In the story of 1 Kings 3:16-28, two prostitutes are fighting over a baby. Both women had babies around the same time. One of the babies dies, and so the mother of the now deceased baby switches the babies in the night. Obviously, the other mother knows what happened when she wakes up to see an unknown, dead baby where her baby ought to be. They fight about it. It probably looked like a Jerry Springer TV show. They fight so much it is brought to the King’s attention. King Solomon ultimately says to cut the baby in half so the mothers can share it. This is point of the story where we need to pause.
In no way would I consider myself to be King Solomon, I haven’t been that lucky with the ladies, nor am I as wise as he is claimed to have been. But he put himself in the position of seeming like a ruthless leader. Cut the baby in half? King Solomon could have been blamed for not caring about the baby, but such an argument would not have held water better than my off-brand paper towels. He was never going to have that baby killed. But he was not merely interested in the truth of facts. He was interested in the well-being of the baby and wanted the baby to be with a mother who would share in his interest.
Fortunately, the mother with the correct information also possessed a love for the baby greater than her hate for the other woman. She was okay to let the other mother raise her child, even after the woman lied to her and the king, because she refused to lose sight of her main concern, her baby.
The debate surrounding the origins of the universe too often ignores the reality that one cannot go back in time. All of us are living after the fact. Yet, as Christians, we believe God has spoken. And the story of creation is about that God who has something to say. This is our baby. This is what we cannot forget.
We cannot fight with those who we believe (or know) have lied to us and the king, to the point that our participation in the fight becomes more about us and not about the baby. Simply possessing the right beliefs is not sufficient for God. Having right beliefs about the beginning of the earth in full detail is for God to know. As Christians, we must admit that He has not told us everything.
Christians suggest not knowing is, in fact, a hopeful thing. It reminds us that we have more to rely on than ourselves in this dangerous world; that we don’t need to know all the answers. It reminds us that the earth, the birds, the air, and the stars are the result of God’s creativity and playfulness. It also reminds us of the mystery of God. There are things about God which we will never know, and anytime we talk about God, we always fail to hit the mark. We can never fully describe or grasp God.

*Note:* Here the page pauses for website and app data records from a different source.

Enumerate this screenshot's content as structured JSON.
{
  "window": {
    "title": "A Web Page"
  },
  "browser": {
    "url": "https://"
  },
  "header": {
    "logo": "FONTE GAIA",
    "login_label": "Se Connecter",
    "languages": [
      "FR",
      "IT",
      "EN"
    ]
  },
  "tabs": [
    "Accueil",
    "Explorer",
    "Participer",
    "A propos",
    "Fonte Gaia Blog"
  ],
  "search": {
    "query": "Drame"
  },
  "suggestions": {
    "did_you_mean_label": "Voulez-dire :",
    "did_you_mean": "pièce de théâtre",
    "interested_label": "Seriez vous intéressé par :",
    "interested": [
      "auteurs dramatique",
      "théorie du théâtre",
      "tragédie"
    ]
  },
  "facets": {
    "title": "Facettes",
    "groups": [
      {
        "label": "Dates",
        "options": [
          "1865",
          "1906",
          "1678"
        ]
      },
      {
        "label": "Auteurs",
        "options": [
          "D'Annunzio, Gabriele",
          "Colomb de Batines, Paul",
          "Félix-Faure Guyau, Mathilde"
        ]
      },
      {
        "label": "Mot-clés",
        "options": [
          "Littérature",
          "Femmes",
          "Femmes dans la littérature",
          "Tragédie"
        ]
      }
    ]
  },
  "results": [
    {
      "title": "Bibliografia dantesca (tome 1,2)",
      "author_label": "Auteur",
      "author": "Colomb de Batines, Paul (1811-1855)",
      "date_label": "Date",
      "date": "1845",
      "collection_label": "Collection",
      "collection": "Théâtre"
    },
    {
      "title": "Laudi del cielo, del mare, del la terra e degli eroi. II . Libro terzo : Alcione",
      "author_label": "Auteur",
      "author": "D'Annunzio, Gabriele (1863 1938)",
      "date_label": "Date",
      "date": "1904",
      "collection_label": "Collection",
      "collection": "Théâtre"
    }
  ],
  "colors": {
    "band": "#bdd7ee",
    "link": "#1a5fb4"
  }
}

Yet, having insufficient knowledge about God does not seem to bother God. It bothers us far more. Some think God teases us, but I suggest that God is not teasing; God is telling us where to focus. If we keep focused on the things that we’ll never know and fight with each other about it, we will have the same outcome as the mothers in 1 Kings. We will get nowhere. And getting somewhere is the goal. Getting to the place where we can see the creation, from all the lands, the oceans, the heavenly lights, the birds in the sky, the beasts of the field, and each and every single human person, as God’s creative handiwork is a great place to be.
This is the trouble I had in preaching this text. I wanted to avoid the debate about God and his world and the creative way God put it all together, because I don’t believe that is the main purpose of the creation story. I didn’t mean to simply propose the right way to interpret the creation story, for this is much of the same thing, only slightly changing the subject.

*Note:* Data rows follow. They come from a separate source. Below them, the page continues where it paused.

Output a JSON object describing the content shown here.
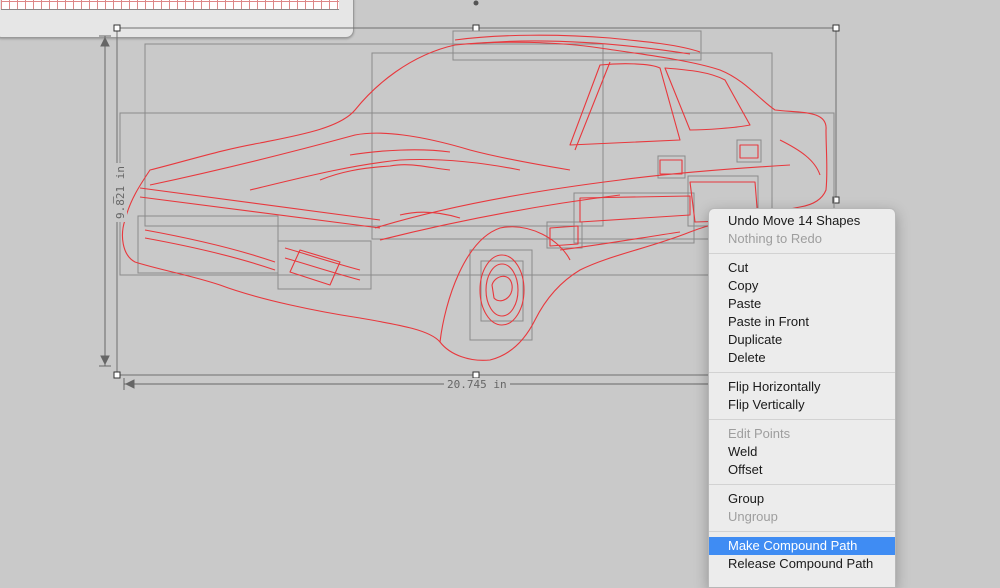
{
  "dimensions": {
    "width_label": "20.745 in",
    "height_label": "9.821 in"
  },
  "colors": {
    "canvas_bg": "#c9c9c9",
    "trace_line": "#e8383d",
    "bounding_box": "#8a8a8a",
    "menu_highlight": "#3f8cf3"
  },
  "context_menu": {
    "groups": [
      [
        {
          "label": "Undo Move 14 Shapes",
          "enabled": true
        },
        {
          "label": "Nothing to Redo",
          "enabled": false
        }
      ],
      [
        {
          "label": "Cut",
          "enabled": true
        },
        {
          "label": "Copy",
          "enabled": true
        },
        {
          "label": "Paste",
          "enabled": true
        },
        {
          "label": "Paste in Front",
          "enabled": true
        },
        {
          "label": "Duplicate",
          "enabled": true
        },
        {
          "label": "Delete",
          "enabled": true
        }
      ],
      [
        {
          "label": "Flip Horizontally",
          "enabled": true
        },
        {
          "label": "Flip Vertically",
          "enabled": true
        }
      ],
      [
        {
          "label": "Edit Points",
          "enabled": false
        },
        {
          "label": "Weld",
          "enabled": true
        },
        {
          "label": "Offset",
          "enabled": true
        }
      ],
      [
        {
          "label": "Group",
          "enabled": true
        },
        {
          "label": "Ungroup",
          "enabled": false
        }
      ],
      [
        {
          "label": "Make Compound Path",
          "enabled": true,
          "highlighted": true
        },
        {
          "label": "Release Compound Path",
          "enabled": true
        }
      ]
    ]
  }
}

I wanted that we all would see the story of creation and see hope. And that in seeing hope we would fall before God in awe, that we would fear God, that we would surrender our very lives to him. When we read the story of creation we ought to see that we don’t know much, that we don’t know how to respond but to say, Damn! That’s awesome.

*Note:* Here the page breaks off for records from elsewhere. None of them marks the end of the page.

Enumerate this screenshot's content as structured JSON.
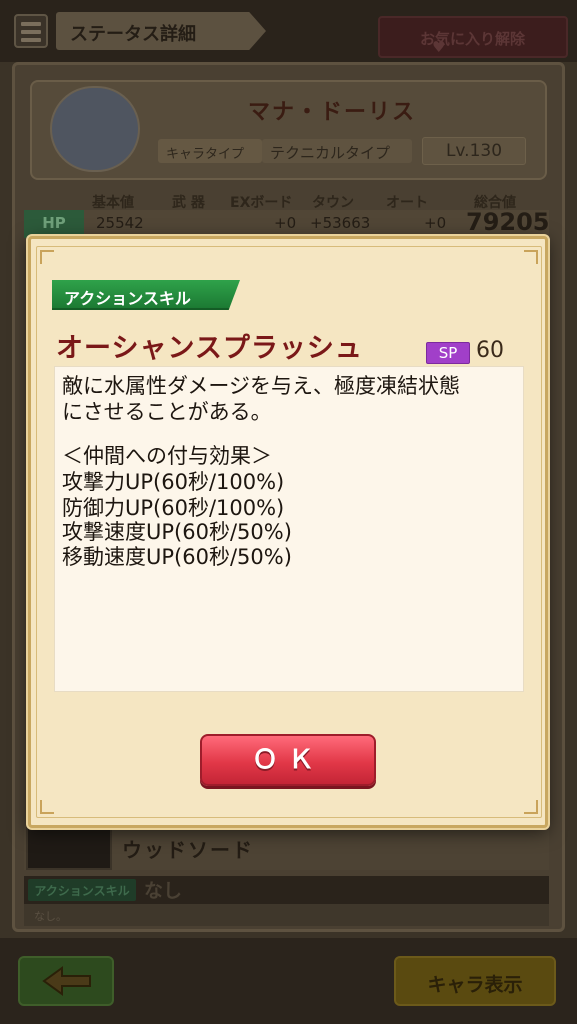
{
  "screen": {
    "title": "ステータス詳細",
    "favorite_button": "お気に入り解除",
    "character": {
      "name": "マナ・ドーリス",
      "type_label": "キャラタイプ",
      "type_value": "テクニカルタイプ",
      "level": "Lv.130"
    },
    "stat_headers": [
      "基本値",
      "武 器",
      "EXボード",
      "タウン",
      "オート",
      "総合値"
    ],
    "hp_row": {
      "label": "HP",
      "base": "25542",
      "ex_board": "+0",
      "town": "+53663",
      "auto": "+0",
      "total": "79205"
    },
    "weapon_name": "ウッドソード",
    "action_skill_label": "アクションスキル",
    "action_skill_value": "なし",
    "action_skill_desc": "なし。",
    "back_button_icon": "left-arrow-icon",
    "chara_button": "キャラ表示"
  },
  "modal": {
    "tag": "アクションスキル",
    "skill_name": "オーシャンスプラッシュ",
    "sp_label": "SP",
    "sp_value": "60",
    "description_lines": [
      "敵に水属性ダメージを与え、極度凍結状態",
      "にさせることがある。",
      "",
      "＜仲間への付与効果＞",
      "攻撃力UP(60秒/100%)",
      "防御力UP(60秒/100%)",
      "攻撃速度UP(60秒/50%)",
      "移動速度UP(60秒/50%)"
    ],
    "ok_button": "ＯＫ"
  },
  "colors": {
    "modal_bg": "#f5e6c2",
    "skill_name": "#7a1818",
    "tag_green": "#1c7a33",
    "sp_purple": "#a13fc9",
    "ok_red": "#e23848"
  }
}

We are to be in awe, but are not given the details. When we try to grasp the details, we may cease to be in awe. There is mystery, and to us humans this is not easy. We cannot grasp everything. The hope of the creation story, however, is that God has more than a grasp on us and the world.What hope do you find in the Creation story? How hard is it to remove ourselves from the Creation debate and see the story as a message of hope?